DEFINITION of Socionomics

Socionomics, also known as social economics, believes that social mood drives the economy and markets, as people continually and impulsively revalue stocks based on cues from those around them. It is an unconventional philosophy that believes leaders and their policies are virtually irrelevant to this dynamic, and that their actions in the aggregate express social mood rather than regulate it.


Socionomics, which was pioneered by stock analyst Robert R. Prechter — who popularized the Elliot Wave Principle in the 1970s — turns mainstream economics on its head. Conventional economists think that events affect social mood and move the financial markets, as people continually revalue stocks rationally. Thus, rising markets make investors optimistic. Socionomics, on the other hand, would have us believe that the mood of investors alone determines the economic cycle and causes recessions. Thus, optimistic investors cause markets to rise.

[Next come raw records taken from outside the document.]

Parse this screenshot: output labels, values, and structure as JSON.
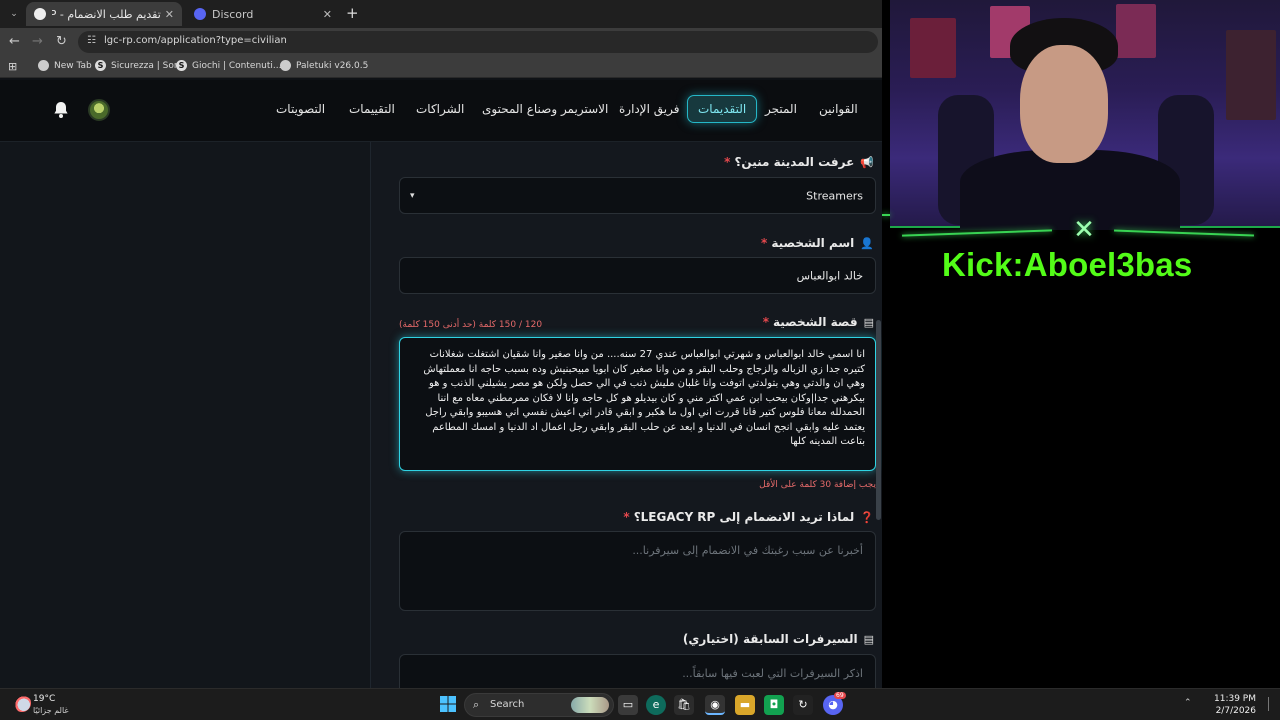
{
  "browser": {
    "tabs": [
      {
        "title": "تقديم طلب الانضمام - LEGACY RP",
        "active": true
      },
      {
        "title": "Discord",
        "active": false
      }
    ],
    "url": "lgc-rp.com/application?type=civilian",
    "bookmarks": [
      "New Tab",
      "Sicurezza | Sony",
      "Giochi | Contenuti...",
      "Paletuki v26.0.5"
    ]
  },
  "site": {
    "nav": [
      "القوانين",
      "المتجر",
      "التقديمات",
      "فريق الإدارة",
      "الاستريمر وصناع المحتوى",
      "الشراكات",
      "التقييمات",
      "التصويتات"
    ],
    "active_nav": "التقديمات",
    "form": {
      "source_label": "عرفت المدينة منين؟",
      "source_value": "Streamers",
      "char_name_label": "اسم الشخصية",
      "char_name_value": "خالد ابوالعباس",
      "story_label": "قصة الشخصية",
      "word_counter": "120 / 150 كلمة (حد أدنى 150 كلمة)",
      "story_text": "انا اسمي خالد ابوالعباس و شهرتي ابوالعباس  عندي 27 سنه....  من وانا صغير وانا شقيان اشتغلت شغلانات كتيره جدا زي الزباله والزجاج  وحلب البقر  و من وانا صغير كان ابويا مبيحبنيش وده بسبب حاجه انا معملتهاش وهي ان والدتي وهي بتولدتي اتوفت وانا غلبان مليش ذنب في الي حصل ولكن هو مصر يشيلني الذنب و هو بيكرهني جدا|وكان بيحب ابن عمي اكتر مني و كان بيديلو هو كل حاجه وانا لا فكان ممرمطني معاه مع اننا الحمدلله معانا فلوس كتير فانا قررت اني اول ما هكبر و ابقي قادر اني اعيش نفسي اني هسيبو وابقي راجل يعتمد عليه وابقي انجح  انسان في الدنيا و ابعد عن  حلب البقر وابقي رجل اعمال اد الدنيا و امسك المطاعم بتاعت المدينه كلها",
      "story_warning": "يجب إضافة 30 كلمة على الأقل",
      "why_join_label": "لماذا تريد الانضمام إلى LEGACY RP؟",
      "why_join_placeholder": "أخبرنا عن سبب رغبتك في الانضمام إلى سيرفرنا...",
      "prev_servers_label": "السيرفرات السابقة (اختياري)",
      "prev_servers_placeholder": "اذكر السيرفرات التي لعبت فيها سابقاً..."
    }
  },
  "stream": {
    "kick_text": "Kick:Aboel3bas",
    "accent": "#53fc18"
  },
  "taskbar": {
    "temperature": "19°C",
    "weather": "غالم جزائيًا",
    "search": "Search",
    "time": "11:39 PM",
    "date": "2/7/2026",
    "badge": "69"
  },
  "colors": {
    "cyan_accent": "#2fd3e3",
    "required_star": "#e5484d",
    "warning": "#e56a6a"
  }
}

Stock market booms and busts, according to socionomics, occur regardless of any actions by presidents, prime ministers, politicians, central bankers and policymakers. If you want to understand the fluctuations in the stock market and in politics, look to waves of social mood — which politicians and policymakers are themselves subject to. Because politicians are forever behind the curve, election outcomes offer no reliable basis for anticipating stock market trends – though the stock market does anticipate election outcomes.

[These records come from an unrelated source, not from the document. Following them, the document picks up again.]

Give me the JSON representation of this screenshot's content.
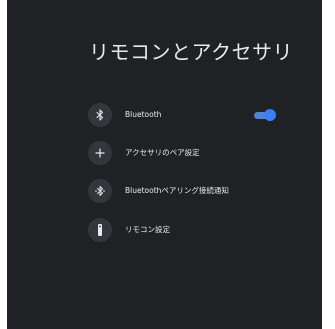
{
  "page": {
    "title": "リモコンとアクセサリ"
  },
  "settings": [
    {
      "label": "Bluetooth",
      "icon": "bluetooth-icon",
      "toggle": {
        "on": true
      }
    },
    {
      "label": "アクセサリのペア設定",
      "icon": "plus-icon"
    },
    {
      "label": "Bluetoothペアリング接続通知",
      "icon": "bluetooth-connect-icon"
    },
    {
      "label": "リモコン設定",
      "icon": "remote-icon"
    }
  ],
  "colors": {
    "background": "#202124",
    "text": "#e8eaed",
    "icon_circle": "#33373b",
    "toggle_accent": "#3b7ff2"
  }
}
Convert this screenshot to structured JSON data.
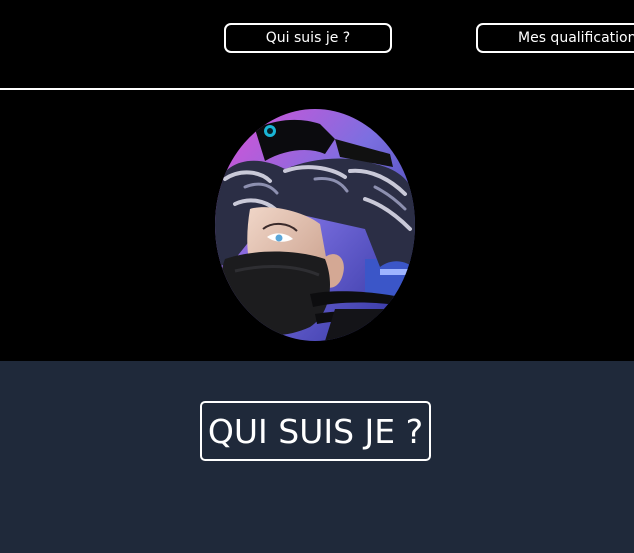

In the world of socionomics, the subprime crisis was not caused by a flood of cheap money and reckless lending practices, but by a sudden change in mood in America. While conservatives credit Ronald Reagan’s policies for the bull market of the 1980s, and liberals credit Franklin Roosevelt’s policies for the market’s recovery in the 1930s, socionomics thinks markets recovered naturally – even though leaders got the credit.

Link Between Economics and Socionomics

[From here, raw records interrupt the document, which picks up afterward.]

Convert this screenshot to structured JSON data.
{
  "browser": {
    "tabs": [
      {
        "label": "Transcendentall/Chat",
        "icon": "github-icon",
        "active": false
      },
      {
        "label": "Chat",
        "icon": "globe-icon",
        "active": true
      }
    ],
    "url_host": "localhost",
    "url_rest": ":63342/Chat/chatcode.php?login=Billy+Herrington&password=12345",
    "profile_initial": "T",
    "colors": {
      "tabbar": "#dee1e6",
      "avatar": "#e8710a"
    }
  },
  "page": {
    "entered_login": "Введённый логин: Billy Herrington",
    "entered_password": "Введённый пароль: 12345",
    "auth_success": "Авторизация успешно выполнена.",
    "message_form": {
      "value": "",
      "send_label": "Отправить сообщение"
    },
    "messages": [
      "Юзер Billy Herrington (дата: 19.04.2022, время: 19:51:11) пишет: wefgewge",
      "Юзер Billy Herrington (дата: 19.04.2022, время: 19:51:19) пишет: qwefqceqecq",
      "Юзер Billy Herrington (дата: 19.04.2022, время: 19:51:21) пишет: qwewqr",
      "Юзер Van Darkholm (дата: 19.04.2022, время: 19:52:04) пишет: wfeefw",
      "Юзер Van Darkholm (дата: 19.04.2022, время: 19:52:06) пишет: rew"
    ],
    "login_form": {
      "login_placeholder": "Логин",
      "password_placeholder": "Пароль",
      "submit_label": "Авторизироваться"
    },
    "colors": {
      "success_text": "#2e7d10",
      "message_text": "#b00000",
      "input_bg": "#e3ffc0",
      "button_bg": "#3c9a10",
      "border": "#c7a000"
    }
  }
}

But there is common ground between economics and socionomics. Financial markets are often driven by waves of optimism and pessimism. However outlandish some socionomic thinking is to economists, modern behavioral economics and behavioral finance agree that investors do not make perfectly rational financial decisions – and that there is a big hole in the efficient market hypothesis.

People are often influenced by emotion and cognitive biases, such as the herd instinct, which is why investors pay attention to indicators such as the Fear & Greed Index when it comes to market timing. Dramatic rallies and sudden sell-offs, and the observed tendency of equity market volatility to be higher in declining markets than in rising markets, known as the asymmetric volatility phenomenon, show that there is a tendency for people to follow popular trends without thinking for themselves. And this is an expression of social mood.